The management of the organization lies with a Board of Trustees and the Chief ExecutiveOfficer. The board is composed of seven diverse professionals, with common ground in their passion for wildlife conservation in Africa.
John is the ZCP Chairman and brings several decades of experience with large carnivore research and conservation as the Director of Painted Dog Conservation Inc and the Curator of Perth Zoo.
Dr. Vincent Nyirenda
Dr. Nyirenda brings decades of expertise as a wildlife biologist in Zambia, former Head of Research for the Department of National Parks and Wildlife, and a Senior Lecturer at Copperbelt University with areas of expertise including ecology, human-wildlife conflict,
The Operations Manager for Robin Pope Safaris and a long-term board member Rob has helped facilitate immeasurable in-kind and direct support for field operations and logistics in Zambia
April worked in research in wetland ecology and Everglades Restoration from 1995-2006 at the South Florida Water Management District. Her research in isolated wetland trophic cascades between macroinvertebrates and wading birds led to a reduction in permitted water use by utilities during Florida's dry season.
In her time as a state Senior Environmental Research Scientist , she worked in a leadership position in collaborative federal-state teams to design and implement a ten-year Everglades Restoration ecological monitoring and assessment plan.
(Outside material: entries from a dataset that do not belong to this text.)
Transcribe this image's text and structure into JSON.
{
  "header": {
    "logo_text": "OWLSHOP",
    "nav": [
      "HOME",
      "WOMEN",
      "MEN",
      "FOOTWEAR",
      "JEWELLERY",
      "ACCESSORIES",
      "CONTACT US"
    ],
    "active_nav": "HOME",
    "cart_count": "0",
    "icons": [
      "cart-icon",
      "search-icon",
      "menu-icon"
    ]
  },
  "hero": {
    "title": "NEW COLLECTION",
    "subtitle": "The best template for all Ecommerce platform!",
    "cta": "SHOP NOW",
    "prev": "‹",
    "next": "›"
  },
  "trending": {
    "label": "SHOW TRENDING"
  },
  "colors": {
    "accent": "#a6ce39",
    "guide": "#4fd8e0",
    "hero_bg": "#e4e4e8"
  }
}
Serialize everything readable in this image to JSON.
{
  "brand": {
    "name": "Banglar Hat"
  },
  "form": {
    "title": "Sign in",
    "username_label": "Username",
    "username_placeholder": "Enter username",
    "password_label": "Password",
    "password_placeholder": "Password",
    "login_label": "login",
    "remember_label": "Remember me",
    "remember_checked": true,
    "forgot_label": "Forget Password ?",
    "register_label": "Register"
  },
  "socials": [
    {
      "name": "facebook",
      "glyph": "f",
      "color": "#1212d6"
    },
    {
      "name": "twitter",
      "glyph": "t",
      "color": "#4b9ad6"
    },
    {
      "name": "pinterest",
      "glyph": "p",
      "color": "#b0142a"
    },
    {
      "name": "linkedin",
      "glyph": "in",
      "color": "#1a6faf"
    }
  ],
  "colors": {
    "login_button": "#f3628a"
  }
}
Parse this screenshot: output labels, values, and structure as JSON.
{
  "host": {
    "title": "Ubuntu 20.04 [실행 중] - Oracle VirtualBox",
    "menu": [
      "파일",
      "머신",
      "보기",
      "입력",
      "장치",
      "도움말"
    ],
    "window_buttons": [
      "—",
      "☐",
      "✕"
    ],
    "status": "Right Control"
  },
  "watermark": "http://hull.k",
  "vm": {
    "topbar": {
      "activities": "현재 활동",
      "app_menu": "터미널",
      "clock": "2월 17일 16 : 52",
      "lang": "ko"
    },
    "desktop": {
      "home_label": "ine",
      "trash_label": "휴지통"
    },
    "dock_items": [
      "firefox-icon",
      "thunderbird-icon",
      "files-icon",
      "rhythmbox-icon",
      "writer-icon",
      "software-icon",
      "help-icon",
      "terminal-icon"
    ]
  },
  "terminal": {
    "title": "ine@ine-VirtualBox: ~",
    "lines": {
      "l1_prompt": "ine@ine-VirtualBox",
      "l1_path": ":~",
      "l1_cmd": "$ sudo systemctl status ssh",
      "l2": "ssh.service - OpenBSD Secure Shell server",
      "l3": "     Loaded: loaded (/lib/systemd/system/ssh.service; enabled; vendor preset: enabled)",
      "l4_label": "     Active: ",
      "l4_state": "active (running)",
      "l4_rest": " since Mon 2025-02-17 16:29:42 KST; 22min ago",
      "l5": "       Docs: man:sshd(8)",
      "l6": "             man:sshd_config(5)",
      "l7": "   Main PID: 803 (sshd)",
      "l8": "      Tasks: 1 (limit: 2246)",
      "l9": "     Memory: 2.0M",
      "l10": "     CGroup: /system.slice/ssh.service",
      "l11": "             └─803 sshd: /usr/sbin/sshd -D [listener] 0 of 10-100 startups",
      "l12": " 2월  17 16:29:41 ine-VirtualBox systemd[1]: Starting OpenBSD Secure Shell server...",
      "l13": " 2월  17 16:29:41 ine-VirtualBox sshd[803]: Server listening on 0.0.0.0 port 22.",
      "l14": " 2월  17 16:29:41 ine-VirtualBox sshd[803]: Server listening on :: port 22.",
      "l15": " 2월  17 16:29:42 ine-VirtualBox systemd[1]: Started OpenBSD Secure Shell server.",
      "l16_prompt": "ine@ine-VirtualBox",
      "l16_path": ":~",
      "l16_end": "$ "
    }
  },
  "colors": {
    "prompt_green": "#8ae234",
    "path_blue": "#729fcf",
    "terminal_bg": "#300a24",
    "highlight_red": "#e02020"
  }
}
She was also part of a multi-agency adaptive management task force charged with developing nimble and responsive resource management strategies for large federal and state agencies. During this time she worked intensively in developing and improving internal state systems to streamline budget-procurement processes for resource management work.
In 2006 she moved to Montana where she served first as Conservation Director and later as Executive Director of a wildlife-habitat nonprofit called American Wildlands. Her conservation work with this non-profit focused on working with state and federal biologists in mapping landscape corridors used by large and meso carnivores and ungulates and working to create private-public partnerships to protect key wildlife movement areas. She was also primarily responsible for fundraising via grants for the organization.
April has the unique experience of having served as a funder and a grant-writer in her work with both state agencies and non-profit work. She also has worked heavily in non-profit management, and as a state reseacher, and has the ability to see and implement process improvements in agencies that are often burdened by proverbial red tape.
April became involved in volunteering with the Zambia Carnivore Programme in 2014 and helped secure their 501c(3) status. She is passionate about the work ZCP does with both the wildlife and people of Zambia. Her primary role is helping ZCP with high-level administrative processes.
In 2010 April left formal conservation work to pursue working with her favorite ungulate- horses, and has a successful private equine physiotherapy practice. She returned to graduate school in 2014 to initiate pursuit of a Doctor of Acupuncture and Oriental Medicine degree and looks forward to adding human patients to her practice in late 2020.
Dr. Nyambe Nyambe
Dr. Nyambe is currently the Secretariat of the Kavango-Zambezi Transfrontier Conservation Area (KAZA) and brings several decades of experience in conservation and policy to this position. He was formerly Director of WWF-Zambia and has worked with a wide array of conservation organizations and issues throughout his career.
Frans played a key role in helping the organization grow through his former position within WWF-Netherlands. He joined the board in 2014 after accepting a role as Managing Director for Rewilding Europe. He brings over 30 years experience in international conservation programmes and initiatives from across the world.
Dr. Kellie Leigh
Kellie founded the programme’s activities in 1998 and over ten years expanded the organization from “one researcher and a Toyota Hilux” into a highly successful and internationally collaborative conservation programme. The endangered African wild dog was ZCP’s first flagship species and the programme aimed to conserve it and other highly mobile mammal species across the landscape in the beautiful Lower Zambezi National Park. Over the following years Kellie successfully developed the organization’s multifaceted approach to conservation of combining research, community education and on-ground conservation activities. She also secured the organization’s sustainability and its capacity to deliver a diverse range of conservation outcomes by establishing partnerships with organizations such as the Zambia Wildlife Authority, local NGO’s including anti-poaching and community education organizations, University research partners, ecotourism operators and international donors. During her time in Zambia, Kellie completed her PhD through the University of Sydney; her key fields of research expertise include conservation biology, population genetics, and behavioral ecology. Integrated into management and policy documents, her research findings and recommendations attracted funding and support from WWF-Netherlands from 2005 onwards, enabling rapid expansion into South Luangwa and beyond. Kellie has been awarded numerous research grants, awards and scholarships which provided additional core funding for the work. She resigned from the Board of Trustees in 2009, now applying her expertise and experience back home in Australia, Kellie hopes to help change Australia’s record for having the worst mammal extinction rate in the world.